Latest Post

Sbobet Review Online Slot Machines Pay Real Money

A sportsbook is a gambling establishment where customers, known as punters, place wagers on sporting events. They can be placed online or in person. A sportsbook offers a variety of odds in pre-game, live, and ante-post markets. Winning bets are paid based on the stake and odds. Running a successful sportsbook requires meticulous planning, licensing, and adhering to strict legal standards.

In addition to ensuring that they pay winning bettors, sportsbooks must keep track of their profits and losses and provide accurate betting information. They also must monitor bettors’ behavior and take into account trends. They must also develop a strong network of relationships with sports teams, media outlets, and other sportsbooks. This will allow them to promote specific games and attract new customers.

Betting volume at a sportsbook varies throughout the year, depending on the season. Some sports have peak betting activity at certain times, such as during the playoffs or the Super Bowl. Sportsbooks can take advantage of this by shading their lines to encourage more action on one side or another.

The NFL betting market for each game begins to shape almost two weeks before kickoff. Each Tuesday, a select few sportsbooks release so-called look-ahead numbers, which are basically opening odds for the following week’s games. These are based on the opinions of a few smart sportsbook managers, but not much thought goes into them.
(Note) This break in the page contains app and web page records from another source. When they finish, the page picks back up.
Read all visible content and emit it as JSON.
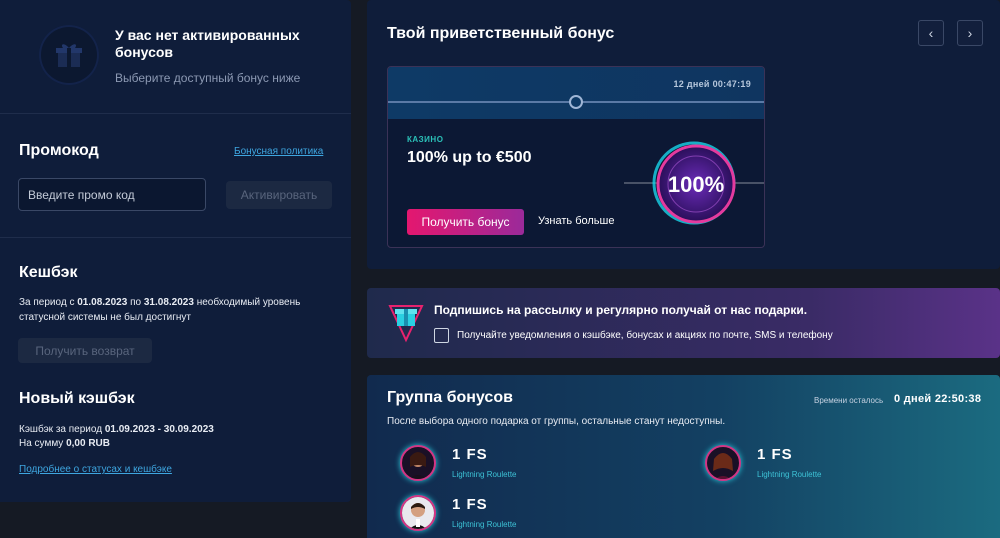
{
  "no_bonus": {
    "title": "У вас нет активированных бонусов",
    "subtitle": "Выберите доступный бонус ниже",
    "icon": "gift-icon"
  },
  "promo": {
    "title": "Промокод",
    "policy_link": "Бонусная политика",
    "input_placeholder": "Введите промо код",
    "activate_label": "Активировать"
  },
  "cashback": {
    "title": "Кешбэк",
    "text_prefix": "За период с ",
    "date_from": "01.08.2023",
    "text_mid": " по ",
    "date_to": "31.08.2023",
    "text_suffix": " необходимый уровень статусной системы не был достигнут",
    "button_label": "Получить возврат"
  },
  "new_cashback": {
    "title": "Новый кэшбэк",
    "period_label": "Кэшбэк за период ",
    "period_value": "01.09.2023 - 30.09.2023",
    "sum_label": "На сумму ",
    "sum_value": "0,00 RUB",
    "link": "Подробнее о статусах и кешбэке"
  },
  "welcome": {
    "title": "Твой приветственный бонус",
    "prev_icon": "chevron-left-icon",
    "next_icon": "chevron-right-icon",
    "card": {
      "timer": "12 дней 00:47:19",
      "category": "КАЗИНО",
      "title": "100% up to €500",
      "badge": "100%",
      "get_button": "Получить бонус",
      "learn_more": "Узнать больше"
    }
  },
  "subscribe": {
    "title": "Подпишись на рассылку и регулярно получай от нас подарки.",
    "checkbox_label": "Получайте уведомления о кэшбэке, бонусах и акциях по почте, SMS и телефону",
    "checked": false
  },
  "group": {
    "title": "Группа бонусов",
    "remaining_label": "Времени осталось",
    "remaining_value": "0 дней 22:50:38",
    "subtitle": "После выбора одного подарка от группы, остальные станут недоступны.",
    "items": [
      {
        "value": "1 FS",
        "game": "Lightning Roulette"
      },
      {
        "value": "1 FS",
        "game": "Lightning Roulette"
      },
      {
        "value": "1 FS",
        "game": "Lightning Roulette"
      }
    ]
  },
  "colors": {
    "panel": "#0f1d3a",
    "accent_pink": "#e4176f",
    "link_blue": "#3ea6e0",
    "teal": "#2bc1b8"
  }
}
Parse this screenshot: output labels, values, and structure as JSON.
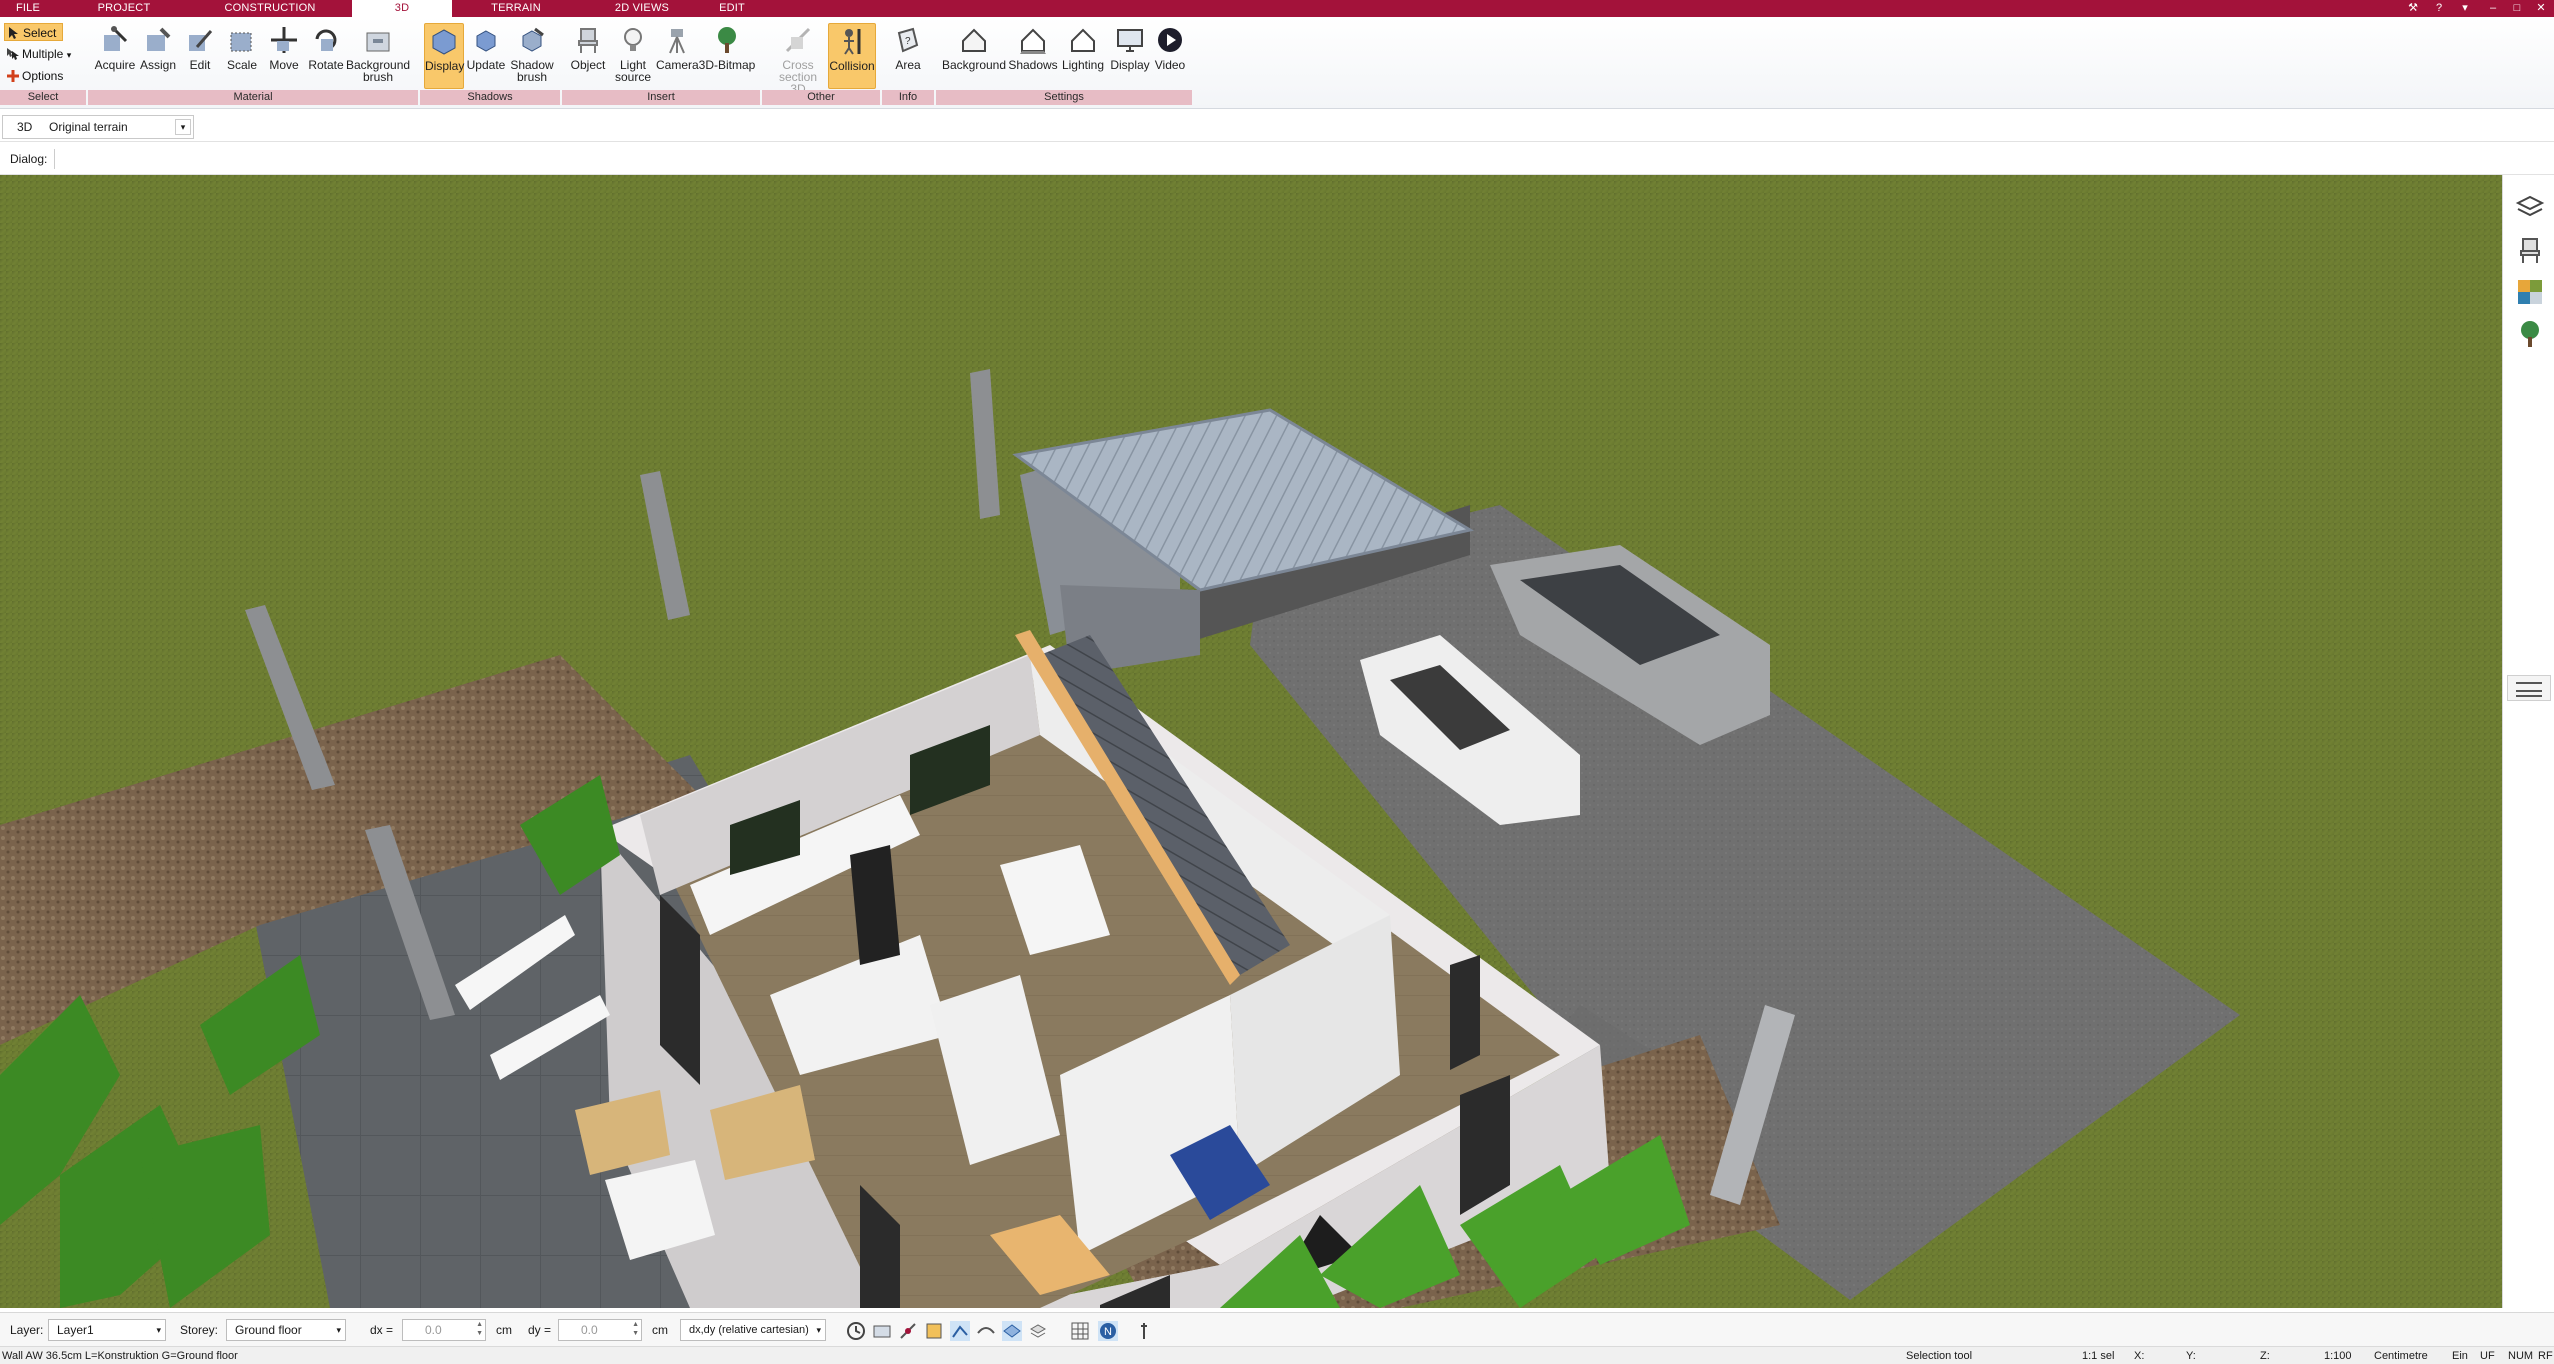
{
  "tabs": [
    {
      "label": "FILE"
    },
    {
      "label": "PROJECT"
    },
    {
      "label": "CONSTRUCTION"
    },
    {
      "label": "3D",
      "active": true
    },
    {
      "label": "TERRAIN"
    },
    {
      "label": "2D VIEWS"
    },
    {
      "label": "EDIT"
    }
  ],
  "select_group": {
    "items": [
      {
        "label": "Select",
        "active": true
      },
      {
        "label": "Multiple"
      },
      {
        "label": "Options"
      }
    ],
    "name": "Select"
  },
  "ribbon": {
    "buttons": [
      {
        "label": "Acquire"
      },
      {
        "label": "Assign"
      },
      {
        "label": "Edit"
      },
      {
        "label": "Scale"
      },
      {
        "label": "Move"
      },
      {
        "label": "Rotate"
      },
      {
        "label": "Background brush"
      },
      {
        "label": "Display",
        "active": true
      },
      {
        "label": "Update"
      },
      {
        "label": "Shadow brush"
      },
      {
        "label": "Object"
      },
      {
        "label": "Light source"
      },
      {
        "label": "Camera"
      },
      {
        "label": "3D-Bitmap"
      },
      {
        "label": "Cross section 3D",
        "disabled": true
      },
      {
        "label": "Collision",
        "active": true
      },
      {
        "label": "Area"
      },
      {
        "label": "Background"
      },
      {
        "label": "Shadows"
      },
      {
        "label": "Lighting"
      },
      {
        "label": "Display"
      },
      {
        "label": "Video"
      }
    ],
    "groups": [
      "Select",
      "Material",
      "Shadows",
      "Insert",
      "Other",
      "Info",
      "Settings"
    ]
  },
  "viewbar": {
    "mode": "3D",
    "terrain": "Original terrain"
  },
  "dialog_label": "Dialog:",
  "bottombar": {
    "layer_label": "Layer:",
    "layer_value": "Layer1",
    "storey_label": "Storey:",
    "storey_value": "Ground floor",
    "dx_label": "dx =",
    "dx_value": "0.0",
    "dx_unit": "cm",
    "dy_label": "dy =",
    "dy_value": "0.0",
    "dy_unit": "cm",
    "coord_mode": "dx,dy (relative cartesian)"
  },
  "status": {
    "left": "Wall AW 36.5cm L=Konstruktion G=Ground floor",
    "tool": "Selection tool",
    "sel": "1:1 sel",
    "x": "X:",
    "y": "Y:",
    "z": "Z:",
    "scale": "1:100",
    "unit": "Centimetre",
    "ein": "Ein",
    "uf": "UF",
    "num": "NUM",
    "rf": "RF"
  },
  "colors": {
    "brand": "#a3123a",
    "active": "#f9c86a",
    "group": "#e7bcc5"
  }
}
The odds are usually a thousand bucks or so, which is more than most punters can afford to risk on a single pro football game.